Data about app and page elements
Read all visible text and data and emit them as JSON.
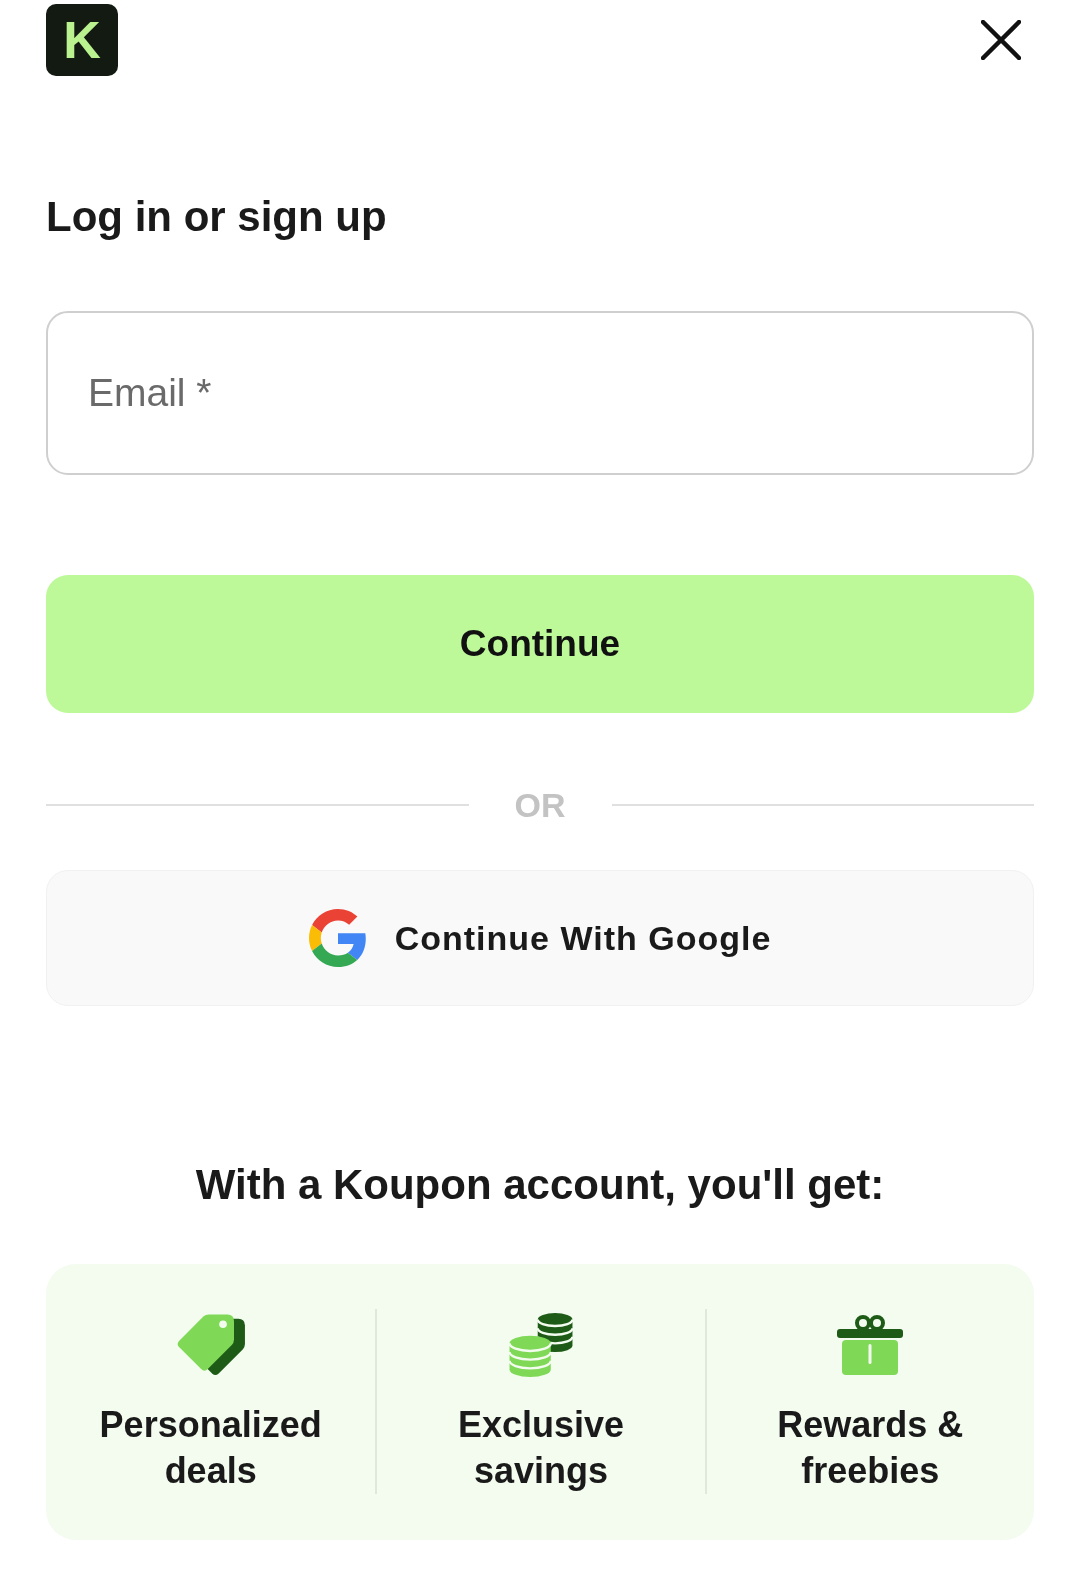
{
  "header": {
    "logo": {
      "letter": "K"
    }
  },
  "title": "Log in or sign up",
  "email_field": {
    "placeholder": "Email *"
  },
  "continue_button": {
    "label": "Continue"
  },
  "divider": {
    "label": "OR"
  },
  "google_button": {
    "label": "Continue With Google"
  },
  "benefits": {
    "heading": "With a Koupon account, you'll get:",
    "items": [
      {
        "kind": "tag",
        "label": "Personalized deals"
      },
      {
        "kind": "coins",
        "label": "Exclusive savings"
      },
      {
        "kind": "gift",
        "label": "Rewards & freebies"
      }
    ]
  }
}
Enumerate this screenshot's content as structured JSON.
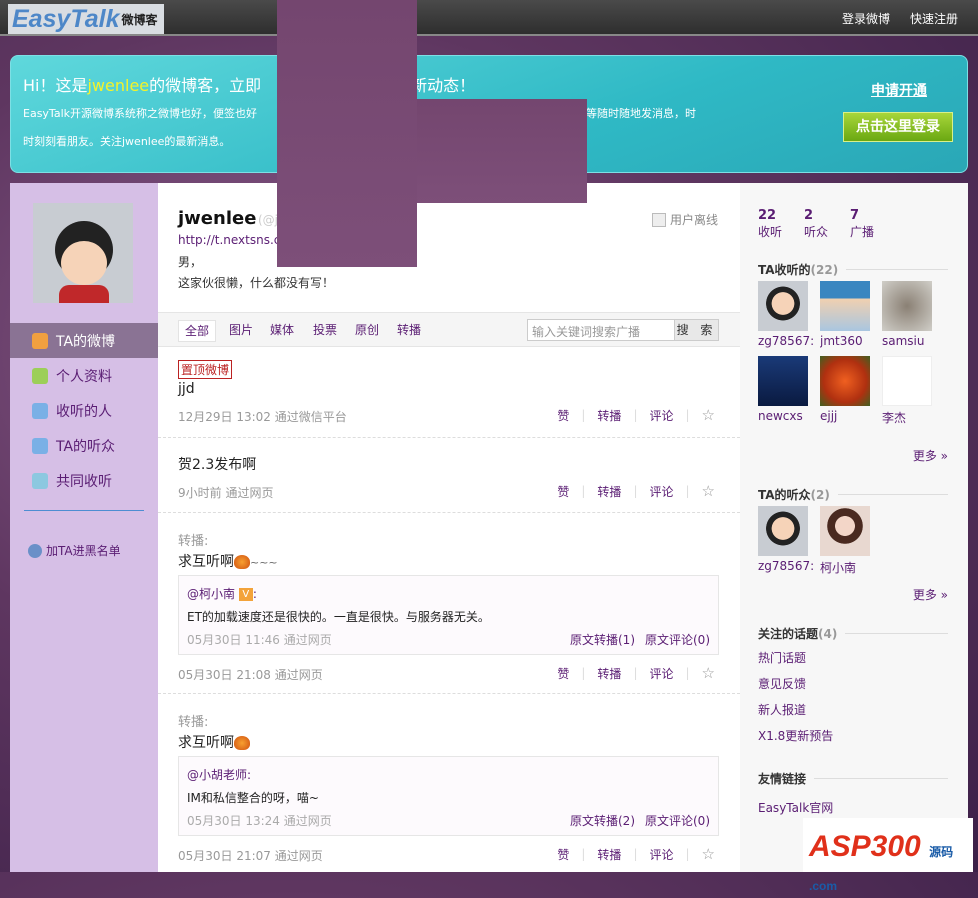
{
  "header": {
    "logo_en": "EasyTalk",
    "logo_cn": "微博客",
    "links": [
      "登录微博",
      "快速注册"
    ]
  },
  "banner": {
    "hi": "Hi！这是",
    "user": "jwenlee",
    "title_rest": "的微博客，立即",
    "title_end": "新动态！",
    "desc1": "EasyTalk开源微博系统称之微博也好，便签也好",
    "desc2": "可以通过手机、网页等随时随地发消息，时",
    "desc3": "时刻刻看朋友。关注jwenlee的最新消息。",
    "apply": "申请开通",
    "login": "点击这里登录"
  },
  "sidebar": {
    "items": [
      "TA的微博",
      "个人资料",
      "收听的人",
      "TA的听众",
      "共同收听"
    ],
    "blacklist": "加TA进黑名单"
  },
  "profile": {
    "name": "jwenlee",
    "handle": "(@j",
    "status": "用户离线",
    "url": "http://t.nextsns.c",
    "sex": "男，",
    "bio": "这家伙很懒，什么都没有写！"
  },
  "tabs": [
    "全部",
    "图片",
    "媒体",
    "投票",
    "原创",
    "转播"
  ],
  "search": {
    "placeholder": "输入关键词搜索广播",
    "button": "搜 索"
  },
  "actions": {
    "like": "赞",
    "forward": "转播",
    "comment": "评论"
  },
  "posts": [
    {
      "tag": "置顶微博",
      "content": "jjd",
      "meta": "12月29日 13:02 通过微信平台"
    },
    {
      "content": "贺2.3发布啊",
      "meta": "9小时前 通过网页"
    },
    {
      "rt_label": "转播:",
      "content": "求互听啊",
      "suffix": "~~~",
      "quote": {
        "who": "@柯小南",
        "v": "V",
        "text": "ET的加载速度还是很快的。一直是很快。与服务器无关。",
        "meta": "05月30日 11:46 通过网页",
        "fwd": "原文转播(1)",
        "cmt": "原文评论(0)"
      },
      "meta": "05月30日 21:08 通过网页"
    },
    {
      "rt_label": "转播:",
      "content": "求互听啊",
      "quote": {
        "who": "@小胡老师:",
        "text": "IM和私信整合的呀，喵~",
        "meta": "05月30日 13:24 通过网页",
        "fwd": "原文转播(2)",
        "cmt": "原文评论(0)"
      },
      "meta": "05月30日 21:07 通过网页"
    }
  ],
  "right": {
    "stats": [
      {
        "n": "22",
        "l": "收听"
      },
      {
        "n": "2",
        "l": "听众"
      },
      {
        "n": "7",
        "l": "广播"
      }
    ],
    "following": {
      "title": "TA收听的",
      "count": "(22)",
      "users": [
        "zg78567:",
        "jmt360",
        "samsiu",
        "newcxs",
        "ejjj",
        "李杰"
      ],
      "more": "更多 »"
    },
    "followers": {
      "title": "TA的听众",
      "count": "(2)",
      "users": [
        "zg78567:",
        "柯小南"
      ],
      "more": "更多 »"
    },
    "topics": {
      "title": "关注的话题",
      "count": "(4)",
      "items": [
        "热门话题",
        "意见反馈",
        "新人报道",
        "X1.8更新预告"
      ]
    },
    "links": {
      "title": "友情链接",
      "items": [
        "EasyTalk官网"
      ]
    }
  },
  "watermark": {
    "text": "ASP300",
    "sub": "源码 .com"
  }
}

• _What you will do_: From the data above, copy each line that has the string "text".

• _Solution to this exercise_:
Read all visible text and data and emit them as JSON.
        "text": "ET的加载速度还是很快的。一直是很快。与服务器无关。",
        "text": "IM和私信整合的呀，喵~",
    "text": "ASP300",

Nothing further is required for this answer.